▶ Listed entries:
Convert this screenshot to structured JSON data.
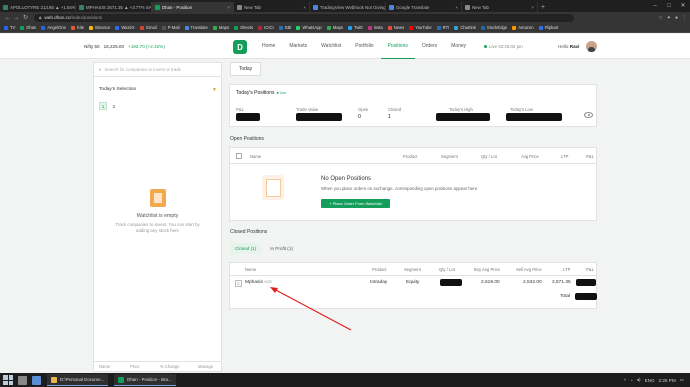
{
  "browser": {
    "tabs": [
      {
        "label": "APOLLOTYRE 213.80 ▲ +1.84% SAVE",
        "color": "#3a7f6a",
        "active": false
      },
      {
        "label": "MPHASIS 2571.35 ▲ +3.77% SAVE",
        "color": "#3a7f6a",
        "active": false
      },
      {
        "label": "Dhan - Position",
        "color": "#159d5c",
        "active": true
      },
      {
        "label": "New Tab",
        "color": "#888888",
        "active": false
      },
      {
        "label": "TradingView Webhook Not Giving Ti",
        "color": "#4a89dc",
        "active": false
      },
      {
        "label": "Google Translate",
        "color": "#4a89dc",
        "active": false
      },
      {
        "label": "New Tab",
        "color": "#888888",
        "active": false
      }
    ],
    "new_tab": "+",
    "window_controls": [
      "–",
      "□",
      "✕"
    ],
    "address": {
      "host": "web.dhan.co",
      "path": "/index/positions"
    },
    "bookmarks": [
      {
        "label": "TV",
        "color": "#2962ff"
      },
      {
        "label": "Dhan",
        "color": "#159d5c"
      },
      {
        "label": "AngelOne",
        "color": "#1e6bd6"
      },
      {
        "label": "Kite",
        "color": "#e25c2f"
      },
      {
        "label": "Binance",
        "color": "#f0b90b"
      },
      {
        "label": "WazirX",
        "color": "#2e6cf6"
      },
      {
        "label": "Gmail",
        "color": "#d44638"
      },
      {
        "label": "P-Mail",
        "color": "#555555"
      },
      {
        "label": "Translate",
        "color": "#4a89dc"
      },
      {
        "label": "Maps",
        "color": "#34a853"
      },
      {
        "label": "Sheets",
        "color": "#0f9d58"
      },
      {
        "label": "ICICI",
        "color": "#b02a30"
      },
      {
        "label": "SBI",
        "color": "#2a6ebb"
      },
      {
        "label": "WhatsApp",
        "color": "#25d366"
      },
      {
        "label": "Maps",
        "color": "#34a853"
      },
      {
        "label": "Twitt",
        "color": "#1da1f2"
      },
      {
        "label": "Insta",
        "color": "#c13584"
      },
      {
        "label": "News",
        "color": "#e74c3c"
      },
      {
        "label": "YouTube",
        "color": "#ff0000"
      },
      {
        "label": "RTI",
        "color": "#2a6ebb"
      },
      {
        "label": "Chartink",
        "color": "#3aa0d8"
      },
      {
        "label": "StockEdge",
        "color": "#2266aa"
      },
      {
        "label": "Amazon",
        "color": "#ff9900"
      },
      {
        "label": "Flipkart",
        "color": "#2874f0"
      }
    ]
  },
  "header": {
    "index_name": "Nifty 50",
    "index_value": "16,225.00",
    "index_change": "+182.70 (+2.42%)",
    "logo": "D",
    "nav": [
      "Home",
      "Markets",
      "Watchlist",
      "Portfolio",
      "Positions",
      "Orders",
      "Money"
    ],
    "active_nav": "Positions",
    "live": "Live 02:25:02 pm",
    "greeting": "Hello",
    "user": "Ravi"
  },
  "sidebar": {
    "search_placeholder": "Search for companies to invest or trade",
    "selection_title": "Today's Selection",
    "pages": [
      "1",
      "2"
    ],
    "empty_title": "Watchlist is empty",
    "empty_sub": "Track companies to invest. You can start by adding any stock here",
    "footer": [
      "Name",
      "Price",
      "% Change",
      "Manage"
    ]
  },
  "today_button": "Today",
  "todays_positions": {
    "title": "Today's Positions",
    "live_tag": "Live",
    "labels": {
      "pnl": "P&L",
      "trade_value": "Trade Value",
      "open": "Open",
      "closed": "Closed",
      "todays_high": "Today's High",
      "todays_low": "Today's Low"
    },
    "values": {
      "open": "0",
      "closed": "1"
    }
  },
  "open_positions": {
    "title": "Open Positions",
    "columns": [
      "Name",
      "Product",
      "Segment",
      "Qty / Lot",
      "Avg Price",
      "LTP",
      "P&L"
    ],
    "empty_title": "No Open Positions",
    "empty_sub": "When you place orders on exchange, corresponding open positions appear here.",
    "cta": "+ Place Order From Watchlist"
  },
  "closed_positions": {
    "title": "Closed Positions",
    "tabs": [
      "Closed (1)",
      "In Profit (1)"
    ],
    "columns": [
      "Name",
      "Product",
      "Segment",
      "Qty / Lot",
      "Buy Avg Price",
      "Sell Avg Price",
      "LTP",
      "P&L"
    ],
    "rows": [
      {
        "name": "Mphasis",
        "exchange": "NSE",
        "product": "Intraday",
        "segment": "Equity",
        "buy_avg": "2,519.00",
        "sell_avg": "2,532.00",
        "ltp": "2,571.35"
      }
    ],
    "total_label": "Total"
  },
  "annotation": {
    "arrow_color": "#e02020"
  },
  "taskbar": {
    "apps": [
      {
        "label": "D:\\Personal Docume...",
        "color": "#e8b64a"
      },
      {
        "label": "Dhan - Position - Bra...",
        "color": "#159d5c"
      }
    ],
    "time": "2:25 PM",
    "lang": "ENG"
  }
}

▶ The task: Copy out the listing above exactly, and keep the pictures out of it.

▶ Written solution:
Convert this screenshot to structured JSON data.
{
  "browser": {
    "tabs": [
      {
        "label": "APOLLOTYRE 213.80 ▲ +1.84% SAVE",
        "color": "#3a7f6a",
        "active": false
      },
      {
        "label": "MPHASIS 2571.35 ▲ +3.77% SAVE",
        "color": "#3a7f6a",
        "active": false
      },
      {
        "label": "Dhan - Position",
        "color": "#159d5c",
        "active": true
      },
      {
        "label": "New Tab",
        "color": "#888888",
        "active": false
      },
      {
        "label": "TradingView Webhook Not Giving Ti",
        "color": "#4a89dc",
        "active": false
      },
      {
        "label": "Google Translate",
        "color": "#4a89dc",
        "active": false
      },
      {
        "label": "New Tab",
        "color": "#888888",
        "active": false
      }
    ],
    "new_tab": "+",
    "window_controls": [
      "–",
      "□",
      "✕"
    ],
    "address": {
      "host": "web.dhan.co",
      "path": "/index/positions"
    },
    "bookmarks": [
      {
        "label": "TV",
        "color": "#2962ff"
      },
      {
        "label": "Dhan",
        "color": "#159d5c"
      },
      {
        "label": "AngelOne",
        "color": "#1e6bd6"
      },
      {
        "label": "Kite",
        "color": "#e25c2f"
      },
      {
        "label": "Binance",
        "color": "#f0b90b"
      },
      {
        "label": "WazirX",
        "color": "#2e6cf6"
      },
      {
        "label": "Gmail",
        "color": "#d44638"
      },
      {
        "label": "P-Mail",
        "color": "#555555"
      },
      {
        "label": "Translate",
        "color": "#4a89dc"
      },
      {
        "label": "Maps",
        "color": "#34a853"
      },
      {
        "label": "Sheets",
        "color": "#0f9d58"
      },
      {
        "label": "ICICI",
        "color": "#b02a30"
      },
      {
        "label": "SBI",
        "color": "#2a6ebb"
      },
      {
        "label": "WhatsApp",
        "color": "#25d366"
      },
      {
        "label": "Maps",
        "color": "#34a853"
      },
      {
        "label": "Twitt",
        "color": "#1da1f2"
      },
      {
        "label": "Insta",
        "color": "#c13584"
      },
      {
        "label": "News",
        "color": "#e74c3c"
      },
      {
        "label": "YouTube",
        "color": "#ff0000"
      },
      {
        "label": "RTI",
        "color": "#2a6ebb"
      },
      {
        "label": "Chartink",
        "color": "#3aa0d8"
      },
      {
        "label": "StockEdge",
        "color": "#2266aa"
      },
      {
        "label": "Amazon",
        "color": "#ff9900"
      },
      {
        "label": "Flipkart",
        "color": "#2874f0"
      }
    ]
  },
  "header": {
    "index_name": "Nifty 50",
    "index_value": "16,225.00",
    "index_change": "+182.70 (+2.42%)",
    "logo": "D",
    "nav": [
      "Home",
      "Markets",
      "Watchlist",
      "Portfolio",
      "Positions",
      "Orders",
      "Money"
    ],
    "active_nav": "Positions",
    "live": "Live 02:25:02 pm",
    "greeting": "Hello",
    "user": "Ravi"
  },
  "sidebar": {
    "search_placeholder": "Search for companies to invest or trade",
    "selection_title": "Today's Selection",
    "pages": [
      "1",
      "2"
    ],
    "empty_title": "Watchlist is empty",
    "empty_sub": "Track companies to invest. You can start by adding any stock here",
    "footer": [
      "Name",
      "Price",
      "% Change",
      "Manage"
    ]
  },
  "today_button": "Today",
  "todays_positions": {
    "title": "Today's Positions",
    "live_tag": "Live",
    "labels": {
      "pnl": "P&L",
      "trade_value": "Trade Value",
      "open": "Open",
      "closed": "Closed",
      "todays_high": "Today's High",
      "todays_low": "Today's Low"
    },
    "values": {
      "open": "0",
      "closed": "1"
    }
  },
  "open_positions": {
    "title": "Open Positions",
    "columns": [
      "Name",
      "Product",
      "Segment",
      "Qty / Lot",
      "Avg Price",
      "LTP",
      "P&L"
    ],
    "empty_title": "No Open Positions",
    "empty_sub": "When you place orders on exchange, corresponding open positions appear here.",
    "cta": "+ Place Order From Watchlist"
  },
  "closed_positions": {
    "title": "Closed Positions",
    "tabs": [
      "Closed (1)",
      "In Profit (1)"
    ],
    "columns": [
      "Name",
      "Product",
      "Segment",
      "Qty / Lot",
      "Buy Avg Price",
      "Sell Avg Price",
      "LTP",
      "P&L"
    ],
    "rows": [
      {
        "name": "Mphasis",
        "exchange": "NSE",
        "product": "Intraday",
        "segment": "Equity",
        "buy_avg": "2,519.00",
        "sell_avg": "2,532.00",
        "ltp": "2,571.35"
      }
    ],
    "total_label": "Total"
  },
  "annotation": {
    "arrow_color": "#e02020"
  },
  "taskbar": {
    "apps": [
      {
        "label": "D:\\Personal Docume...",
        "color": "#e8b64a"
      },
      {
        "label": "Dhan - Position - Bra...",
        "color": "#159d5c"
      }
    ],
    "time": "2:25 PM",
    "lang": "ENG"
  }
}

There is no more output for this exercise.